  • Aruba Networks and Motion Computing announced an agreement to create a platform to deliver UC in hospitals and health care clinics. The pact covers Aruba's 802.11n and Virtual Branch Exchange gear and Motion's C5 Mobile Clinical Assistants and Motion Clinical Workstations.
  • Avaya extended its health care product line with four new products: Mobile Device Checkout, Nurse Call Response, Patient Appointment Reminder and Patient Admit Coordinator.
  • Cisco introduced HealthPresence, a platform designed to link one or more medical professionals with patients. The company said the system goes well beyond traditional telemedicine or tele-health systems.


A Different Market

Health care is significantly different than corporate UC, observers say. In many cases, the demands are greater in terms of the stark differences between the constituencies that have to be served and the level at which the gear and underlying network must perform.


The IT and telecom needs of a surgical team-from instant access to high-quality imaging to the ability to reach specialists in an instant if something goes wrong during a procedure -- are far more exacting than those of just about any other business setting. The level of difficulty increases when these extreme demands extend to the huge number of mobile devices and patients entering and exiting health care facilities in this highly transient environment.

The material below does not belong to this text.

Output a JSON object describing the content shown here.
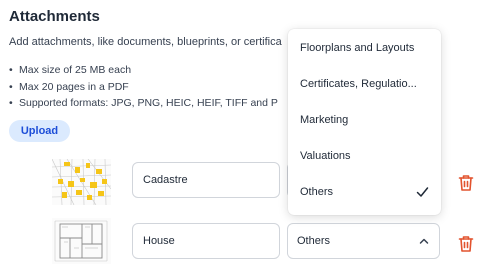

On top of this, security and privacy demands are higher than in most other settings. Much of the information exchanged is privileged. It generally is covered by the Health Insurance Portability and Accountability Act (HIPAA) and other stringent privacy rules and regulations.

Add Comment      Leave a comment on this blog post

Sep 10, 2010 1:33 AM Lifealert Lifealert  says:

I have certainly noticed a vast difference in the way health related establishments and medical establishments work and much of the reason why they offer more features and facilities is certainly startling but all the way consoling. Anyway, they initiatives taken by many to ensure doctors and nurses are available when a patient needs them has really helped many and thereby preventing the need to call for insurance!                                                                  

Mar 29, 2011 4:19 AM Nathalie Nathalie  says:

I agree, the need for communication based technology in health care is massive. It's a matter of life and death and so it's critical that the right people can instantly be notified and communicated with 24/7.

I also really like what you've said about bringing in specialists to sit in via these technologies.  That will really serve as a massive benefit and something which could never have been done before.


Post a comment





(Maximum characters: 1200). You have 1200 characters left.



Subscribe to our Newsletters

Sign up now and get the best business technology insights direct to your inbox.


Resource centers

Business Intelligence

Business performance information for strategic and operational decision-making


SOA uses interoperable services grouped around business processes to ease data integration

Data Warehousing

Data warehousing helps companies make sense of their operational data